Objective: To determine if antenatal variables affect the risk of spontaneous intestinal perforation (SIP) among preterm infants when prophylactic indomethacin is used.
Study design: Retrospective case-control study of infants <29 weeks gestational age (GA) between January 2010 and June 2018 at one hospital. SIP was defined as acute abdominal distension and pneumoperitoneum without signs of necrotizing enterocolitis at <14 days of life. Each case (n=57) was matched with two controls (n= 114) for GA and birth year. Maternal and infant data were abstracted until the SIP or equivalent day for controls. Univariate analyses were followed by adjusted conditional logistic regressions and reported as odds ratio and 95% confidence interval (CI).
Results: Mothers of cases were younger, more often delivering multiples (31% vs 14%, P = .007), and less abruptions (15% vs 29%, p=0.045) but did not differ in intra-partum betamethasone, magnesium or indomethacin use. Prophylactic indomethacin was given on day 1 to 99% of infants. SIP was associated with a shorter interval from last betamethasone dose to delivery (46h vs 96h, p=0.01). Dopamine use (14% vs 4% p=0.02), volume expansion (23% vs 8%, p=0.003), and high grade IVH (28% vs 8%, p=0.0008) were related postnatal factors. The adjusted odds of SIP increased by 1% for each hour decrease between the last dose of betamethasone and delivery (OR 1.01, 95% CI, 1.002-1.019) and with multiple births (OR 2.66, 95% CI, 1.05-6.77).

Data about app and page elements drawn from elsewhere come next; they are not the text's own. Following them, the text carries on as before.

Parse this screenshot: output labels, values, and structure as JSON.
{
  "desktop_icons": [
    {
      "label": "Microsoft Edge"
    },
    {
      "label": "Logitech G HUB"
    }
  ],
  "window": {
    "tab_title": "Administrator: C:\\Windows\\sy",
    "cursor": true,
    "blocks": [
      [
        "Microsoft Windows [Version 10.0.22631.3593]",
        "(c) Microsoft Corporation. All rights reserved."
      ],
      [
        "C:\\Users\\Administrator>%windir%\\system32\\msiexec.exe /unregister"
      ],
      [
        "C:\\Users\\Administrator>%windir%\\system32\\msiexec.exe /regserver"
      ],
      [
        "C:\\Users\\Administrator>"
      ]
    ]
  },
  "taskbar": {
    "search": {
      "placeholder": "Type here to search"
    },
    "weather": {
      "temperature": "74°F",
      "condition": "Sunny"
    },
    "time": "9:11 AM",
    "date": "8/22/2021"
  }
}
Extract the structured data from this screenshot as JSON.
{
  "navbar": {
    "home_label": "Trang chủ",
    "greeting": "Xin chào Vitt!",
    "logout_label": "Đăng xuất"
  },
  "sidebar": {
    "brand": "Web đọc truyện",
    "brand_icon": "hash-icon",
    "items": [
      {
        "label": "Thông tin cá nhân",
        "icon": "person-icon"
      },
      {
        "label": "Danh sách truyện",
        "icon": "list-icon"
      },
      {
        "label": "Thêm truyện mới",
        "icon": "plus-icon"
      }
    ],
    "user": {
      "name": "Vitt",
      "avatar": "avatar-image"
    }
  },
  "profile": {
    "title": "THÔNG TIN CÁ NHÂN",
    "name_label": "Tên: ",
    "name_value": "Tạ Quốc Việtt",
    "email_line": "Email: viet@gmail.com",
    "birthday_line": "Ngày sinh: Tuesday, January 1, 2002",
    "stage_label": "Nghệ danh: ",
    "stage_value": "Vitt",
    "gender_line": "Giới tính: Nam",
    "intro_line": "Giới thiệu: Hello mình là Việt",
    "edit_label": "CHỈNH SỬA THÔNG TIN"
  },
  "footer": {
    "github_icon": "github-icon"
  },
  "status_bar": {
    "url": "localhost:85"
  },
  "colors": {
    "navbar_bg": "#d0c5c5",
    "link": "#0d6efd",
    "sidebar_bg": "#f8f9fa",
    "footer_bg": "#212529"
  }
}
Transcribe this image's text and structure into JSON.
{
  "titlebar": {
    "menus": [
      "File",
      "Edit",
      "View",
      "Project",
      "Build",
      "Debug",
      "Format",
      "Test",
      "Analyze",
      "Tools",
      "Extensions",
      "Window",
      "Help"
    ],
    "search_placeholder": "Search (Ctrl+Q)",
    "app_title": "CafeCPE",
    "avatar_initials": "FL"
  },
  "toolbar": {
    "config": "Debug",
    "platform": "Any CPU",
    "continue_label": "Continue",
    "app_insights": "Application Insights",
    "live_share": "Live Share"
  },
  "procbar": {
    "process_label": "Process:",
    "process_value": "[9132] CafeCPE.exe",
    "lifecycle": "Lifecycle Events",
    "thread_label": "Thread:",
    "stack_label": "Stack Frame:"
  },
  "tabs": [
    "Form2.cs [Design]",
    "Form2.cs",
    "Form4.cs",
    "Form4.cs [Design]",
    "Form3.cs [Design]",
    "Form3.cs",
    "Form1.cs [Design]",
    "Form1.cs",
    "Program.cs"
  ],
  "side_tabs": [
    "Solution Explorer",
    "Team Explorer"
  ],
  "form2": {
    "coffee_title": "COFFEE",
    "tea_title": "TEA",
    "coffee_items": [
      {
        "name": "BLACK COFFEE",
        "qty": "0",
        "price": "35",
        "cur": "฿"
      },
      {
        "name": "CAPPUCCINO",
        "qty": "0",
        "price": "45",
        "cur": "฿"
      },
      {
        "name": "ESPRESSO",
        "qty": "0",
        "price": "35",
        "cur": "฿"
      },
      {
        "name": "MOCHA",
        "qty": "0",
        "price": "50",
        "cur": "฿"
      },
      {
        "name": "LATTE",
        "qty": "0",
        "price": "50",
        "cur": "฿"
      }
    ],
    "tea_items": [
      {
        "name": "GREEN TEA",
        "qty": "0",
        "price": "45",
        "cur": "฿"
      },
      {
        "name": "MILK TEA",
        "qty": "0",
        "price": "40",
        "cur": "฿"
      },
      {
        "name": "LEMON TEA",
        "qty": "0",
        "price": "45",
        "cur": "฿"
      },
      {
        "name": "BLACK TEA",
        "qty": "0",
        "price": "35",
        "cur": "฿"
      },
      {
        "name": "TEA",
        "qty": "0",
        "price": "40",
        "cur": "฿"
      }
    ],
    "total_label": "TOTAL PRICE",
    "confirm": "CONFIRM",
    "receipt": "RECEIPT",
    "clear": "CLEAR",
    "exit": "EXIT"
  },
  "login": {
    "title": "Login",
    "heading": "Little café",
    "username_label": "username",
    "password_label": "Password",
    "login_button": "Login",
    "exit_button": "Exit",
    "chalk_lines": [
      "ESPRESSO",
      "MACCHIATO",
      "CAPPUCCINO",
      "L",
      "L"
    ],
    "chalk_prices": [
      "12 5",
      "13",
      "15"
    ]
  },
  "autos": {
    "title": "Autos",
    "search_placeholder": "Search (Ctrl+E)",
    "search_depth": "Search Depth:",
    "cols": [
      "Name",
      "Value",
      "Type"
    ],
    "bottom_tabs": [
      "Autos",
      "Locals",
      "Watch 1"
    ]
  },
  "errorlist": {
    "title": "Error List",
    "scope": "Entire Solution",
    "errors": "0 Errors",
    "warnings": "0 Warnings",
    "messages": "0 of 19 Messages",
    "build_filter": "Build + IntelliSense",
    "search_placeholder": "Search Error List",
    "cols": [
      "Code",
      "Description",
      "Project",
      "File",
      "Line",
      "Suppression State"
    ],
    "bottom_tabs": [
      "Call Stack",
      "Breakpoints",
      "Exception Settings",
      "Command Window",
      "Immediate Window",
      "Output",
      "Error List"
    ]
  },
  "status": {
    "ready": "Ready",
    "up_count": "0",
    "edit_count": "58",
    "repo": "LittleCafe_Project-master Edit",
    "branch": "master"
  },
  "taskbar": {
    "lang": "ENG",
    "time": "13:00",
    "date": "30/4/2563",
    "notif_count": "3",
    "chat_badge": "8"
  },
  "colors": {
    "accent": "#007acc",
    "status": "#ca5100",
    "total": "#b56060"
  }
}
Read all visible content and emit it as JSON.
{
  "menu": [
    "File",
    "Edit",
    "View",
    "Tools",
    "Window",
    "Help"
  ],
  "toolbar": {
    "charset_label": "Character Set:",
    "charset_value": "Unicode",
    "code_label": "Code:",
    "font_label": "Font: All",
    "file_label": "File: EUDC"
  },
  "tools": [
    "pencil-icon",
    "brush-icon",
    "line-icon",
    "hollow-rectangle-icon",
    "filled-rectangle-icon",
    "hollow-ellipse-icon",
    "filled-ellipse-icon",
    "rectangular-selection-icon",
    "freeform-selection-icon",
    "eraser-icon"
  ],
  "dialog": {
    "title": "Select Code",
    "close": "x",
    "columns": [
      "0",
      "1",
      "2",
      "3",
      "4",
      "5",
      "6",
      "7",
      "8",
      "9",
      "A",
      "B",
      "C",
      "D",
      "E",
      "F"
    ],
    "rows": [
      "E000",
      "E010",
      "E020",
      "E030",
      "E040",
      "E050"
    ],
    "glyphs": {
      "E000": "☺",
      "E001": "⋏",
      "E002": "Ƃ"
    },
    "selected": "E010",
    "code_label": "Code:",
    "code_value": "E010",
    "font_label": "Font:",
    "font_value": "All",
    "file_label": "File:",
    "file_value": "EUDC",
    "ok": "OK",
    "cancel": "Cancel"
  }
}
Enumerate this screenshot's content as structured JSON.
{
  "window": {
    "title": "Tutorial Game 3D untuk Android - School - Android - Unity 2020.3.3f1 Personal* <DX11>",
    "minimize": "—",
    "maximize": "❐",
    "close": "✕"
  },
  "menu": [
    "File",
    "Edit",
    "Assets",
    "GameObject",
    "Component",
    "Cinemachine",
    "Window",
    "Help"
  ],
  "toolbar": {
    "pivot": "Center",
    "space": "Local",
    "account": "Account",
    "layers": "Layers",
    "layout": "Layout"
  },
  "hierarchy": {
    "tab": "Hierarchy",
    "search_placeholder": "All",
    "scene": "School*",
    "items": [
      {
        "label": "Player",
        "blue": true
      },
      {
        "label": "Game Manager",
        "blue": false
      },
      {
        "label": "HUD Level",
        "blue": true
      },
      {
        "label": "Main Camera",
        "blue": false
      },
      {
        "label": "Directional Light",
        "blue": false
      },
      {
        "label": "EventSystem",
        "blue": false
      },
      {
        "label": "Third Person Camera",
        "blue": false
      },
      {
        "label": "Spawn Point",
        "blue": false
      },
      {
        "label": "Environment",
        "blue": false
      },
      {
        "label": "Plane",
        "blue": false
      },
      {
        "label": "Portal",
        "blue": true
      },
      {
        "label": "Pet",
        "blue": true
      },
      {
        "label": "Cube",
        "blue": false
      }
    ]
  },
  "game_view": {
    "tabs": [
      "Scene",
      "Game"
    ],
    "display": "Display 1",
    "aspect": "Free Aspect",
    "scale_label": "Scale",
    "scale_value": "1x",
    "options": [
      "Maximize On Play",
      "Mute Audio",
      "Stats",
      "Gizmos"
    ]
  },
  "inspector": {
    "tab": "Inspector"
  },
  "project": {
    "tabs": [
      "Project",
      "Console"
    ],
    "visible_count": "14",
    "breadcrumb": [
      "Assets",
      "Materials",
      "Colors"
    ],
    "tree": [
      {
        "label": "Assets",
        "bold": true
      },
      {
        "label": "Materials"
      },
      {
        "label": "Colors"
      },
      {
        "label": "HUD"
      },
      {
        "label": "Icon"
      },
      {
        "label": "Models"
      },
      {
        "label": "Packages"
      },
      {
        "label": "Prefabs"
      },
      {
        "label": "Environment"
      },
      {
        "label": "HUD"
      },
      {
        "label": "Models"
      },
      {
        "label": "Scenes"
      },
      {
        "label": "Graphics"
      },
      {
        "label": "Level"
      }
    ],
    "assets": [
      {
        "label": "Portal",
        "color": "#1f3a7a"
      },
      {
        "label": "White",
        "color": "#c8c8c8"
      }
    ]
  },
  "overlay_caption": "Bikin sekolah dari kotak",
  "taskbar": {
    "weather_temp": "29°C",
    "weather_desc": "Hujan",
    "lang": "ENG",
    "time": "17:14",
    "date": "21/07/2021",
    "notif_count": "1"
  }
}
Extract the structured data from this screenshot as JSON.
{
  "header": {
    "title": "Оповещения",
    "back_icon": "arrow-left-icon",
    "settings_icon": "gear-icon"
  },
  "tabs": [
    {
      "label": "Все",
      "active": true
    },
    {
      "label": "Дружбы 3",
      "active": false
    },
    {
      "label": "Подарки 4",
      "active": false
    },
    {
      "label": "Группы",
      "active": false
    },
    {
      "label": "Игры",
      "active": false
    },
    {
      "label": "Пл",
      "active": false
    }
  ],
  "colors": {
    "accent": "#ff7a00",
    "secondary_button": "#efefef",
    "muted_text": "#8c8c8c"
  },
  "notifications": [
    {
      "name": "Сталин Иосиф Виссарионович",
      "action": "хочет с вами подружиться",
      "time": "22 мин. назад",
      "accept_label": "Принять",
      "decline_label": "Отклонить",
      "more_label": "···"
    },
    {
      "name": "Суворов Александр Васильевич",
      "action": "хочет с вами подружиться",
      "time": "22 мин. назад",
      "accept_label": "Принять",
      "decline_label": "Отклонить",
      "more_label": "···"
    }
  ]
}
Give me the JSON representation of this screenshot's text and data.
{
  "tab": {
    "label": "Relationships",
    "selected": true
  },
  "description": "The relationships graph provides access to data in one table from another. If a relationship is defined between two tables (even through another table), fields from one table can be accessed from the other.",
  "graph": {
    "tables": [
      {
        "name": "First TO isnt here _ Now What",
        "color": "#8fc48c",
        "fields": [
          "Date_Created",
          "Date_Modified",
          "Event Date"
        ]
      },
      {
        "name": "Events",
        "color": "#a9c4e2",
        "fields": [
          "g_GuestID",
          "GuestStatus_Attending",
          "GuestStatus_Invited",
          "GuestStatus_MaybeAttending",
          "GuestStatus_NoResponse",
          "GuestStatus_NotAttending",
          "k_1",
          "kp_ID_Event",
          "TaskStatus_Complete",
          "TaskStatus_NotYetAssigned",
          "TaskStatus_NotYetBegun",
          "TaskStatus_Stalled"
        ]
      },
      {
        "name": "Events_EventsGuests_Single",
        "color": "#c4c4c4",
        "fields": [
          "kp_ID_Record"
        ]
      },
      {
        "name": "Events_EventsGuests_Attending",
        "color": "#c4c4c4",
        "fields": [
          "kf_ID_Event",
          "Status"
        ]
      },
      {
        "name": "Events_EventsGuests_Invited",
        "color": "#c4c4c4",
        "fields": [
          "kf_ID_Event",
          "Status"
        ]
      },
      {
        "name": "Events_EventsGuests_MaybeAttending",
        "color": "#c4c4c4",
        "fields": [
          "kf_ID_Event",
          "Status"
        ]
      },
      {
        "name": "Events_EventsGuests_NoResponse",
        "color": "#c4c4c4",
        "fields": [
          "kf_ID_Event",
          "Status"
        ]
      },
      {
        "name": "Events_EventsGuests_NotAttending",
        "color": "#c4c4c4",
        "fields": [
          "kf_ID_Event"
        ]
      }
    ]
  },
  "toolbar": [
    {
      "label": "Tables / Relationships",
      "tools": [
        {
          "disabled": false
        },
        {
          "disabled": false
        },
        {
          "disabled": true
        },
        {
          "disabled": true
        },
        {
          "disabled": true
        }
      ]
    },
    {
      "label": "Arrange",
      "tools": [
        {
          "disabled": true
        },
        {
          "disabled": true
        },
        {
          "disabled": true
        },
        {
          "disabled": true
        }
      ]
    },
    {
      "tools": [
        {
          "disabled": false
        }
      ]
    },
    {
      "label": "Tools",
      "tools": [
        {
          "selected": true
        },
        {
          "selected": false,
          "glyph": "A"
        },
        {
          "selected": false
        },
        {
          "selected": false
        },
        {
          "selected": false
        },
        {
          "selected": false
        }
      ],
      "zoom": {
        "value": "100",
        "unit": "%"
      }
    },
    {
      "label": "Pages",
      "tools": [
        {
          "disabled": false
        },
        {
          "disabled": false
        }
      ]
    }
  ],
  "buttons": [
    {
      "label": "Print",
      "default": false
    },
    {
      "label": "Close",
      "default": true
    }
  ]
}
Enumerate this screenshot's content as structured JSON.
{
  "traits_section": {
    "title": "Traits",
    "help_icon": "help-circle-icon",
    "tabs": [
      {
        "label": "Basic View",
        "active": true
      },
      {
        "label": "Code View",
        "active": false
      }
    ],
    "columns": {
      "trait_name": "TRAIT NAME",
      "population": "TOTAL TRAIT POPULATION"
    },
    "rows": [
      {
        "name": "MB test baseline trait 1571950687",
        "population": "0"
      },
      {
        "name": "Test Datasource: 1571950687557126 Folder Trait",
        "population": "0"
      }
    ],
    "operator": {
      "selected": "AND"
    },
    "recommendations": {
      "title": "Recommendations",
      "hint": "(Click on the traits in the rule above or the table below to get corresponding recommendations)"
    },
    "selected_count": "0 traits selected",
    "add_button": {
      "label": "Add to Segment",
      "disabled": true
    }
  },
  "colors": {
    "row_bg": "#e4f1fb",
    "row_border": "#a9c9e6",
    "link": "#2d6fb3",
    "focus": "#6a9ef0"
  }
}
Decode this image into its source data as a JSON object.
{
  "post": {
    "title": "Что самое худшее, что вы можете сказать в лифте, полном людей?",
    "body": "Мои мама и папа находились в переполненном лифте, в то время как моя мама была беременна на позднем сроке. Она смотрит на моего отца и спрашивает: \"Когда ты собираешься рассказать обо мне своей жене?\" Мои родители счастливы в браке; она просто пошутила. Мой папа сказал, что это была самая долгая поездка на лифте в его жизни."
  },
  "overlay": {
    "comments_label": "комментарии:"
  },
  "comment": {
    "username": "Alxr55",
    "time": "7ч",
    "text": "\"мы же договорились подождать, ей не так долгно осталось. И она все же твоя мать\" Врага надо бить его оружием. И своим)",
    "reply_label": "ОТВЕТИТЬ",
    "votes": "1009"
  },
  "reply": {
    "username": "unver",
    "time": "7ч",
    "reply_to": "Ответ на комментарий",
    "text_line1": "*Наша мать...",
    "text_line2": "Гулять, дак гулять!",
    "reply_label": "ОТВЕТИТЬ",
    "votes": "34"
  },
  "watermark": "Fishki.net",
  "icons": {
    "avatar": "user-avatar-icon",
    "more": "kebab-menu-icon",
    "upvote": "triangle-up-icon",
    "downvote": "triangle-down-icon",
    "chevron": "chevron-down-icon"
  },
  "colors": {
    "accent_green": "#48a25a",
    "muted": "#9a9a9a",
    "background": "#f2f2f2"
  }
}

Conclusions: Antenatal betamethasone given shortly before delivery is associated with an increased risk of SIP. Potential interaction with medications such as post-natal indomethacin needs study.